Ever since the first Oculus Rift prototype came out, there has been an incredible amount of buzz about how it will ignite a new age of mass-market virtual reality. I’m not so sure.
The Oculus Rift is certainly fun to try. Whenever Oculus goes to a conference, there’s a long line of people to test their latest headset.
The Kinect sensor for Microsoft Xbox 360 was also fun to try. When it first came out, it sold like hotcakes. People were eager to experiment with the various Kinect-compatible games. Then they went back to their game controller, keyboard, mouse, or touchscreen. The Kinect is still there, it’s just not a selling point anymore. It’s a niche thing.
There are some applications where a VR headset is definitely useful. An obvious one is architectural visualization: architects can give their clients real-looking, immersive tours of building designs. Architect Jon Brouchoud’s company, Arch Virtual, is offering that as a service, and I gather it’s doing well, which is no surprise.
VR headsets may be popular for first-person shooter (FPS) games as well. While that is a big market (in terms of revenues), only a minority of the population plays FPS games.
The Oculus Rift headset will probably cost $200 or more. That alone makes the market much smaller.
Will there be a mass-market application for the Oculus Rift? Many people seem to think that some kind of virtual world will do the trick, something like Neal Stephenson’s metaverse (as portrayed in Snow Crash), or the OASIS in Ready Player One. But those were works of fiction, not tales from an inevitable future.
I’ve been involved with general-purpose virtual worlds long enough to suspect that they’re niche products. Some people think that the failure of Second Life to become mainstream is Linden Lab’s fault. If only they did [insert change here]! I think general-purpose virtual worlds only appeal to certain people. They have limited use cases. They’re niche.

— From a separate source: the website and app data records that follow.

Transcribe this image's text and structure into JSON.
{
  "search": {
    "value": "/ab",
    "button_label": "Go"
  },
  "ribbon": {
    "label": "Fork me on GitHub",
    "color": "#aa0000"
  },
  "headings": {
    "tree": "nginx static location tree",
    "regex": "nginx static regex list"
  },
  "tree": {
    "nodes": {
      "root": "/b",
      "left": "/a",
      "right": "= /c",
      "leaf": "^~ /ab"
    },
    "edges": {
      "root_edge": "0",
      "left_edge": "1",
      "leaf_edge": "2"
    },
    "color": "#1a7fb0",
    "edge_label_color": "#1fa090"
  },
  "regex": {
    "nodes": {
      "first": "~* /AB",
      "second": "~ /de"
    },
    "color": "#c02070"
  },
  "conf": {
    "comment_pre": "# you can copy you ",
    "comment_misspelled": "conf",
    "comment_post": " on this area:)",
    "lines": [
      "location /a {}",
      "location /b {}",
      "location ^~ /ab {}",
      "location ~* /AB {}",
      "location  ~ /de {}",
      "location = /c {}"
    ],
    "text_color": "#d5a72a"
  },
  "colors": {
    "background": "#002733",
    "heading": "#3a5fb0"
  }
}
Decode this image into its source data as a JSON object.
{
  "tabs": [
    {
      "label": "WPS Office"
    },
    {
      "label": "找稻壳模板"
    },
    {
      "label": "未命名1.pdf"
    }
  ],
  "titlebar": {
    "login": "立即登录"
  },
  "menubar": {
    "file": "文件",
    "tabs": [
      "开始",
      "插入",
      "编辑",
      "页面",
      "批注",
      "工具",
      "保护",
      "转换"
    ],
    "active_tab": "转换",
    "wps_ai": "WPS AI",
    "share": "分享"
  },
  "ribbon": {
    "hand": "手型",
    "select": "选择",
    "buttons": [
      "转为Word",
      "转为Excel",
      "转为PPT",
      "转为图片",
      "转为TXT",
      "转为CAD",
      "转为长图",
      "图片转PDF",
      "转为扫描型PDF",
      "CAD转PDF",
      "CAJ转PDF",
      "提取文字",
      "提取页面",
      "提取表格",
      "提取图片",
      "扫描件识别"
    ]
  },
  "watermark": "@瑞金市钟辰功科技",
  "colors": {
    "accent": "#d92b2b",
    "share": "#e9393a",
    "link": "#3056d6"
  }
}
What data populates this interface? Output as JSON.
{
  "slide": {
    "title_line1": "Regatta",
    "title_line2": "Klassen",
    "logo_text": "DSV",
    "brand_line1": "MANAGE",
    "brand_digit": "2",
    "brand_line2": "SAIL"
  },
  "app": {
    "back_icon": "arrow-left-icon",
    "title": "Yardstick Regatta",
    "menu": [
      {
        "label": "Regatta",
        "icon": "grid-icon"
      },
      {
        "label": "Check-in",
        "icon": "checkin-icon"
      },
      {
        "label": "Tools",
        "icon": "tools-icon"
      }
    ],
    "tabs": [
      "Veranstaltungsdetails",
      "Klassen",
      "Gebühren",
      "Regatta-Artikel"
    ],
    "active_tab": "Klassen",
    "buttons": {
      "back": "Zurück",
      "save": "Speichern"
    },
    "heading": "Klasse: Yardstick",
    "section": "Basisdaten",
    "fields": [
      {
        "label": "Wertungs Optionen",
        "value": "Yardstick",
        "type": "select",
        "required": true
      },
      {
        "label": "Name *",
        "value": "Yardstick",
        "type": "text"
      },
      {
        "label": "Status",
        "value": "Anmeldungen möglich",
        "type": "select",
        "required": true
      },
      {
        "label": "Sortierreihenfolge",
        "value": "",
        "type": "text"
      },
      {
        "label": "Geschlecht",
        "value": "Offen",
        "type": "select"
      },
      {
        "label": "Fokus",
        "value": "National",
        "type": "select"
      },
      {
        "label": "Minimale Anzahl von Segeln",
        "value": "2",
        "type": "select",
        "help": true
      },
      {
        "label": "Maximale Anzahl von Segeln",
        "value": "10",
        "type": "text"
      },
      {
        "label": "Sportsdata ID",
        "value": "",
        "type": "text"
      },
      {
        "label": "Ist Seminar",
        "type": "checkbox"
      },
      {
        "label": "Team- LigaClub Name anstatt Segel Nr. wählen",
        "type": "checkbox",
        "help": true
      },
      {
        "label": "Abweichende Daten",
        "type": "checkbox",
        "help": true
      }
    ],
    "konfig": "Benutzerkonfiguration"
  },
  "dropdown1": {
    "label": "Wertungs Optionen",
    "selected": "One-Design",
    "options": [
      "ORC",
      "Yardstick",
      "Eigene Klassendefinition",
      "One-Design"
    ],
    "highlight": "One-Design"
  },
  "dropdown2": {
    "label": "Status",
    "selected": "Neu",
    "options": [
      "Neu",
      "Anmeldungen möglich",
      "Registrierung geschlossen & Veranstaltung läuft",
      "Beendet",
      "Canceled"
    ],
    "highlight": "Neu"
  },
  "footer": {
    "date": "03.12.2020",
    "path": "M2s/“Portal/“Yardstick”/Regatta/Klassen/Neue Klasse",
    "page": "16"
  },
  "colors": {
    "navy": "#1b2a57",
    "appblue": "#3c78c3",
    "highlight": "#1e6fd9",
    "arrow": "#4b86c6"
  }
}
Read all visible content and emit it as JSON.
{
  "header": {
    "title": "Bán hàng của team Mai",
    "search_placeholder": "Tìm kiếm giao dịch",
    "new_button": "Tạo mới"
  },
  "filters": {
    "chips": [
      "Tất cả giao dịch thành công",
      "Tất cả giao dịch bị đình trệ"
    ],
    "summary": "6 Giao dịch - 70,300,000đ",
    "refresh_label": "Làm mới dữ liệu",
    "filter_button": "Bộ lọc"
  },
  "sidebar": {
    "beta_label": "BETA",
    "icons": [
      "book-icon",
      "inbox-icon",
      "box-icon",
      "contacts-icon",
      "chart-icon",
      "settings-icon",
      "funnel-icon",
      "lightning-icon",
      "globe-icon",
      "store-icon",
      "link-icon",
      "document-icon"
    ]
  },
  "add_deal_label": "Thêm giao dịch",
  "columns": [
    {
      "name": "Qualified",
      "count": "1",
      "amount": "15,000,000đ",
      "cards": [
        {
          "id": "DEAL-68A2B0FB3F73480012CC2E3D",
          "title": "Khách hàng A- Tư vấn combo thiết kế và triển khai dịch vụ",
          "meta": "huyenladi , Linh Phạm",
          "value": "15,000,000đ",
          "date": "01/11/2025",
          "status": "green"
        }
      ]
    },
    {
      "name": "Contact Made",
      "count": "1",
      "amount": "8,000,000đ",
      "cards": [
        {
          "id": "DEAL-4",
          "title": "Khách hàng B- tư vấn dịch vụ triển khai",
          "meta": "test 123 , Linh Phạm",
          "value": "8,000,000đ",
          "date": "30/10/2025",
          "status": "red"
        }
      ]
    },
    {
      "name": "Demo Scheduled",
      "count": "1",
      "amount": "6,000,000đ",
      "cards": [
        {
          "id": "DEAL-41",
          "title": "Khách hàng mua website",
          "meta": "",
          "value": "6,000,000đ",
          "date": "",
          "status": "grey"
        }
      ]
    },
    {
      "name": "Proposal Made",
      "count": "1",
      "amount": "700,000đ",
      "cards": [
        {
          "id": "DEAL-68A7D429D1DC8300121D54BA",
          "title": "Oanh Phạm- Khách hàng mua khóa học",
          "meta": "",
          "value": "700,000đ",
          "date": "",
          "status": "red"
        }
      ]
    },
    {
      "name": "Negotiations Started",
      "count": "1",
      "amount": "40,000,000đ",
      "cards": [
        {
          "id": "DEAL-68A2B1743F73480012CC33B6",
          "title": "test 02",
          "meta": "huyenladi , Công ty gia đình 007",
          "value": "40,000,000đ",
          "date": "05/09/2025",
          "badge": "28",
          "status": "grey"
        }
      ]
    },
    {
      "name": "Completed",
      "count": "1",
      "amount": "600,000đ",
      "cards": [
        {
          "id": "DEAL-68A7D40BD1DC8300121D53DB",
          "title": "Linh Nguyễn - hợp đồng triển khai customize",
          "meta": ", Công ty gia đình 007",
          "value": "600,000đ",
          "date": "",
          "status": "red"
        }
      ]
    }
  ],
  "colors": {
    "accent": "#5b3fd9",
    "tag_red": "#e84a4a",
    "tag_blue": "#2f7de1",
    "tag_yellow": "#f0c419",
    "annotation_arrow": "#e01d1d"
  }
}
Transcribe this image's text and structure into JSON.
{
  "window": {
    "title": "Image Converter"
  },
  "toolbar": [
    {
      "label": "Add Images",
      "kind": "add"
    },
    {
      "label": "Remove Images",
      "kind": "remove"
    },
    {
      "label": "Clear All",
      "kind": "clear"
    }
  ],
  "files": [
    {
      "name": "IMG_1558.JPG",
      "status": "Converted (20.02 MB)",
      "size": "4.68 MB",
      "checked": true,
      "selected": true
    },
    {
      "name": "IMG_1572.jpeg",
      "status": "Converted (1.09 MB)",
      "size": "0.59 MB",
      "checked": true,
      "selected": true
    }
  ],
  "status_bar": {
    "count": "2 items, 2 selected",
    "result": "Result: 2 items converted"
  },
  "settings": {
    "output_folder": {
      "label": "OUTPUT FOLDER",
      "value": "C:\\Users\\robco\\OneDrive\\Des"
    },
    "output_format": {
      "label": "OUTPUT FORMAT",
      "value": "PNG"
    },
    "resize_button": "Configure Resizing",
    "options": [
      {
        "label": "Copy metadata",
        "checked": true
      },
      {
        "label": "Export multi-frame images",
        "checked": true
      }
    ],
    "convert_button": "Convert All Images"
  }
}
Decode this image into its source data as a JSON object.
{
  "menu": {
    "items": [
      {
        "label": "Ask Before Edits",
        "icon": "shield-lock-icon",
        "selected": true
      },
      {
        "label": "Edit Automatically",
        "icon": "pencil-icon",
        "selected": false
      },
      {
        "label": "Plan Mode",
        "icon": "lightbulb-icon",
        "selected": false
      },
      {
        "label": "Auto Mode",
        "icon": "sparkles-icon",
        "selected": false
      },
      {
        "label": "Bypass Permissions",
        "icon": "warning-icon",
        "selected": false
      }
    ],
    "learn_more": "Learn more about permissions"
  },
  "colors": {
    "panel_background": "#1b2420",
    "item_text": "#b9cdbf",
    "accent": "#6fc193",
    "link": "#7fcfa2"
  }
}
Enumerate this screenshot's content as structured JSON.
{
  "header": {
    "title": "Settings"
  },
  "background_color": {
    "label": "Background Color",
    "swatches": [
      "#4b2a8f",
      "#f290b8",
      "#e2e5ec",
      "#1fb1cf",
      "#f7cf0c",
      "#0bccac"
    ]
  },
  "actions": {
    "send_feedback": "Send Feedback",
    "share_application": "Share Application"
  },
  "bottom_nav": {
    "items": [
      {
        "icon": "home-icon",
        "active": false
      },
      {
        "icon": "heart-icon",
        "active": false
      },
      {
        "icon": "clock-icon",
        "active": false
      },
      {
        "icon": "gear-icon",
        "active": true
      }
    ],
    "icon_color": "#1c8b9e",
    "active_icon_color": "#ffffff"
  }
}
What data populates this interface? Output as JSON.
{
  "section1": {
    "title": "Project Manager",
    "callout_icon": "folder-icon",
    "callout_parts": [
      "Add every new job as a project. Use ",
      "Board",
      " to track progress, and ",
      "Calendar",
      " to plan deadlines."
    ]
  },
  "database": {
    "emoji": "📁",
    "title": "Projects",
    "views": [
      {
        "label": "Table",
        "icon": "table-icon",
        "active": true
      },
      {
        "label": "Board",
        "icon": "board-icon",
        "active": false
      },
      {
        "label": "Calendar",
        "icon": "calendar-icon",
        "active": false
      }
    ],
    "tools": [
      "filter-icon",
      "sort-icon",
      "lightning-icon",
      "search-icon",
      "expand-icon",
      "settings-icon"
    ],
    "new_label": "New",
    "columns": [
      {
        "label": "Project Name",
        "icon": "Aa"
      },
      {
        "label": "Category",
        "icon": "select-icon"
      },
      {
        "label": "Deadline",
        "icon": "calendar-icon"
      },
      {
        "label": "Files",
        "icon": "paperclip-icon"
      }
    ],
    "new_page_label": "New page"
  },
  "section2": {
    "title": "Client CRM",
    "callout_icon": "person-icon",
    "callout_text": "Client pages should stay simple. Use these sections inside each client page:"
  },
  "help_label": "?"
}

Linden Lab still thinks otherwise. That’s why they’ve started their project to create a whole new virtual world based on the latest technology, as if that will attract more people. I doubt it will work. Dean Kamen can load the Segway with all the latest technology, but no matter what he does, the Segway will always be a niche product. It wasn’t obvious: it looked like something that everyone might want, but it wasn’t.
I suspect general-purpose virtual reality is the same: it looked like it might be a mainstream product, but empirically it isn’t. The best technology in the world won’t change that. Not even the Oculus Rift.